  • Growing Dask To Make Scaling Python Data Science Easier At Coiled

    Python is a leading choice for data science due to the immense number of libraries and frameworks readily available to support it, but it is still difficult to scale. Dask is a framework designed to transparently run your data analysis across multiple CPU cores and multiple servers. Using Dask lifts a limitation for scaling your analytical workloads, but brings with it the complexity of server administration, deployment, and security. In this episode Matthew Rocklin and Hugo Bowne-Anderson discuss their recently formed company Coiled and how they are working to make use and maintenance of Dask in production. The share the goals for the business, their approach to building a profitable company based on open source, and the difficulties they face while growing a new team during a global pandemic.

today's howtos and instructional sessions/videos

TDF Annual Report and LibreOffice Latest

           
  • TDF Annual Report 2019

    The Annual Report of The Document Foundation for the year 2019 is now available in PDF format from TDF Nextcloud in two different versions: low resolution (6.4MB) and high resolution (53.2MB). The annual report is based on the German version presented to the authorities in April. The 54 page document has been entirely created with free open source software: written contents have obviously been developed with LibreOffice Writer (desktop) and collaboratively modified with LibreOffice Writer (online), charts have been created with LibreOffice Calc and prepared for publishing with LibreOffice Draw, drawings and tables have been developed or modified (from legacy PDF originals) with LibreOffice Draw, images have been prepared for publishing with GIMP, and the layout has been created with Scribus based on the existing templates.

  • LibreOffice QA/Dev Report: July 2020

    LibreOffice 6.4.5 was announced on July, 2

  • Physics Based Animation Effects Week#10

    This week, I was mainly working on cleaning up and migrating the patches from my experimental branch to LO master.

Better Than Top: 7 System Monitoring Tools for Linux to Keep an Eye on Vital System Stats

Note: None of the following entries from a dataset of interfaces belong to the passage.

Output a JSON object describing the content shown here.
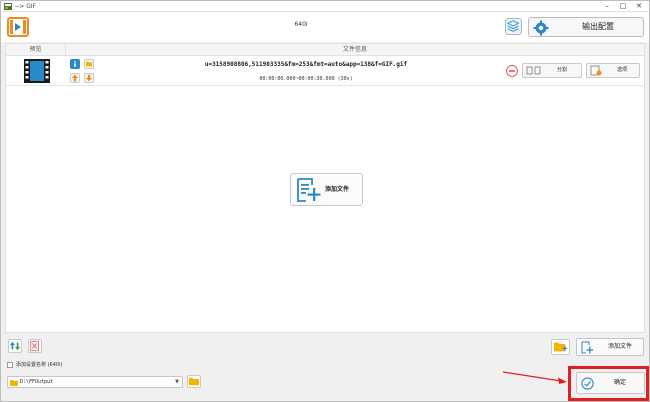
{
  "window": {
    "title": "--> GIF",
    "controls": {
      "minimize": "–",
      "maximize": "□",
      "close": "✕"
    }
  },
  "toolbar": {
    "preset_name": "640i",
    "output_config_label": "输出配置",
    "icons": {
      "logo": "video-play-logo-icon",
      "layers": "layers-icon",
      "gear": "gear-icon"
    }
  },
  "file_list": {
    "headers": {
      "preview": "预览",
      "file_info": "文件信息"
    },
    "rows": [
      {
        "filename": "u=3158908806,511903335&fm=253&fmt=auto&app=138&f=GIF.gif",
        "time_range": "00:00:00.000~00:00:30.000 (30s)",
        "split_label": "分割",
        "options_label": "选项"
      }
    ],
    "center_add_label": "添加文件"
  },
  "bottom": {
    "add_preset_name_label": "添加设置名称 (640i)",
    "add_preset_name_checked": false,
    "output_path": "D:\\FFOutput",
    "add_file_label": "添加文件",
    "confirm_label": "确定"
  },
  "colors": {
    "accent_blue": "#2a8ac8",
    "highlight_red": "#e02020",
    "logo_orange": "#f08a1c"
  }
}
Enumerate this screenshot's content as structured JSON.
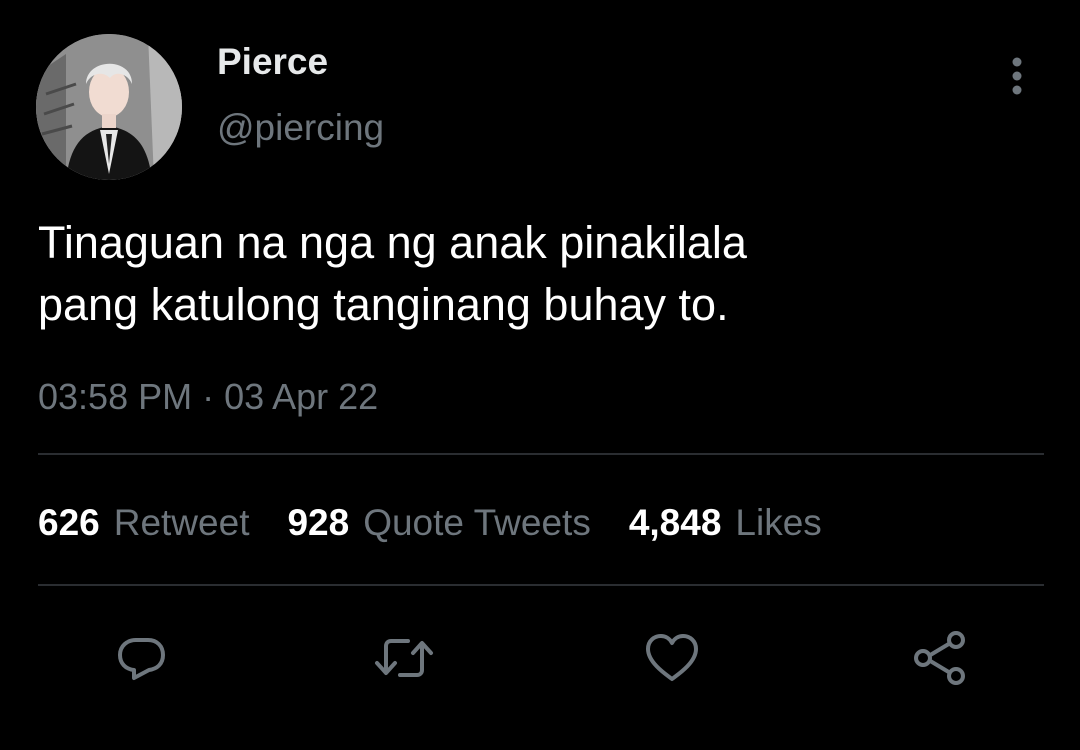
{
  "user": {
    "display_name": "Pierce",
    "handle": "@piercing"
  },
  "tweet": {
    "text": "Tinaguan na nga ng anak pinakilala\npang katulong tanginang buhay to.",
    "timestamp": "03:58 PM · 03 Apr 22"
  },
  "stats": [
    {
      "count": "626",
      "label": "Retweet"
    },
    {
      "count": "928",
      "label": "Quote Tweets"
    },
    {
      "count": "4,848",
      "label": "Likes"
    }
  ],
  "actions": {
    "reply_icon": "reply-icon",
    "retweet_icon": "retweet-icon",
    "like_icon": "heart-icon",
    "share_icon": "share-icon"
  },
  "colors": {
    "background": "#000000",
    "primary_text": "#e7e9ea",
    "secondary_text": "#6e767d",
    "divider": "#2a2d31"
  }
}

Top command is good but there are better alternatives to Top. Take a look at these system monitoring tools in Linux that are similar to top but are actually better. Read more